Typical—you wait ages for a good racing game and then three come along at once. They’re all from the same company too, as Feral brought F1 2012 and Sonic & Sega All-Stars Racing to the Mac recently. Grid allows you to take part in a wider range of races on professional race tracks or on ordinary streets in various locations around the world.
The start of the game is a bit of a shock. There’s no tutorial and you are thrown into a rookie race that you have to complete in order to earn your racing license. The starter car for this race seems extremely sensitive at first and even a slight tap of the left or right keys on your keyboard can send you screeching into the barriers at the side of the track. A gamepad might provide smoother controls, if you’ve got one available.
It doesn’t take long to get the hang of the controls, and Grid also includes a “flashback” option that lets you to rewind the action to just before a bad crash. You can try again without having to replay the entire race from the beginning.
Once you get your license you can accept offers to race with existing teams, a quick way to earn some cash and get a better car. But in order to succeed in Grid you also need to earn reputation points, and that means saving a decent wodge of cash in order to start your own team. You can then take part in a wider range of races, including drift racing where you deliberately over-steer in order to perform a high-speed skid-turn, and touge races that take place on public roads winding through the mountains of Japan.
For many people the real fun will be the Demolition Derby, where pretty much anything goes as long as you manage to cross the finishing line.

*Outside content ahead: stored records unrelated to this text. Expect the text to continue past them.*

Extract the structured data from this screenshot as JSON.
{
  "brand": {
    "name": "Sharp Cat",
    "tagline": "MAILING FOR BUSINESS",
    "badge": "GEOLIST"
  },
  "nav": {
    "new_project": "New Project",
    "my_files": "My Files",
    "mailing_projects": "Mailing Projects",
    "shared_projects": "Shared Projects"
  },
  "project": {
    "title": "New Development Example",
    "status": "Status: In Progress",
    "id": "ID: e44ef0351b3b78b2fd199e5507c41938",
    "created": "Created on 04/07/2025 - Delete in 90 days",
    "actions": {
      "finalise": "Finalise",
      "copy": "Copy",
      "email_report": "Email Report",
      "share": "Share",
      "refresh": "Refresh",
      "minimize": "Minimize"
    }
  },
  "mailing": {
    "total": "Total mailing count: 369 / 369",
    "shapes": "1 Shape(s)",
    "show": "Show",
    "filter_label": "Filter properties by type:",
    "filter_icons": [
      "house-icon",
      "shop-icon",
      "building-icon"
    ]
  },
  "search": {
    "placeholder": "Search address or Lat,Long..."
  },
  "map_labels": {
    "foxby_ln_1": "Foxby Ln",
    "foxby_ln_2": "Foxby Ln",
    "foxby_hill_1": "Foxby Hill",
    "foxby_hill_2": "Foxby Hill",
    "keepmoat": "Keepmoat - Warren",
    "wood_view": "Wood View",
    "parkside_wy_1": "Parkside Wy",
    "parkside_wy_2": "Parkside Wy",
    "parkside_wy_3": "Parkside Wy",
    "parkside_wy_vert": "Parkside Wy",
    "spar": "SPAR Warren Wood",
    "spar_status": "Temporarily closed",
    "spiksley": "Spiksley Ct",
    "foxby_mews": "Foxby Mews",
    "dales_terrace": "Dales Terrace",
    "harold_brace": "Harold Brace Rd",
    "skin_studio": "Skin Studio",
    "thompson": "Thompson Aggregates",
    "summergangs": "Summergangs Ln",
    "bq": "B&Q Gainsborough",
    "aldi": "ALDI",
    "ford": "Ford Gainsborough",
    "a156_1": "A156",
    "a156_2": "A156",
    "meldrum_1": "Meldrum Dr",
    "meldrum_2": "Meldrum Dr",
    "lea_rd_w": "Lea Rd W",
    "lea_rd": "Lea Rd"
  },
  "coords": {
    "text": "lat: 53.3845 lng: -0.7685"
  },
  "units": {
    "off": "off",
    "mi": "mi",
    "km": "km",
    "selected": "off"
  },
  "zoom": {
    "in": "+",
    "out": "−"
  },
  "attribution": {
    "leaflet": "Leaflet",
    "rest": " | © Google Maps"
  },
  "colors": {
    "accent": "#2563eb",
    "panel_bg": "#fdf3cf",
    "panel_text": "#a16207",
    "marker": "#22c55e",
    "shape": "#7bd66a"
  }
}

The 3D graphics in Grid could be a little more detailed, but the sparks and chunks of metal that go flying in the Demolition games are realistic enough to create an enjoyable sense of mayhem.
The multiplayer mode has an option for playing with friends on your home network. However, you have to use the rather obscure GameRanger service to find opponents on the Internet, so you may struggle to find a good race online. And, like many of Feral’s games, Grid is rather particular about its system requirements, so you should check the Feral website first to make sure that your Mac can run the game properly.
Grid is very much a racing game rather than a technically accurate driving simulator. If you just want to put your foot to the floor and go all out for some high-speed racing action, then Grid is the game for you.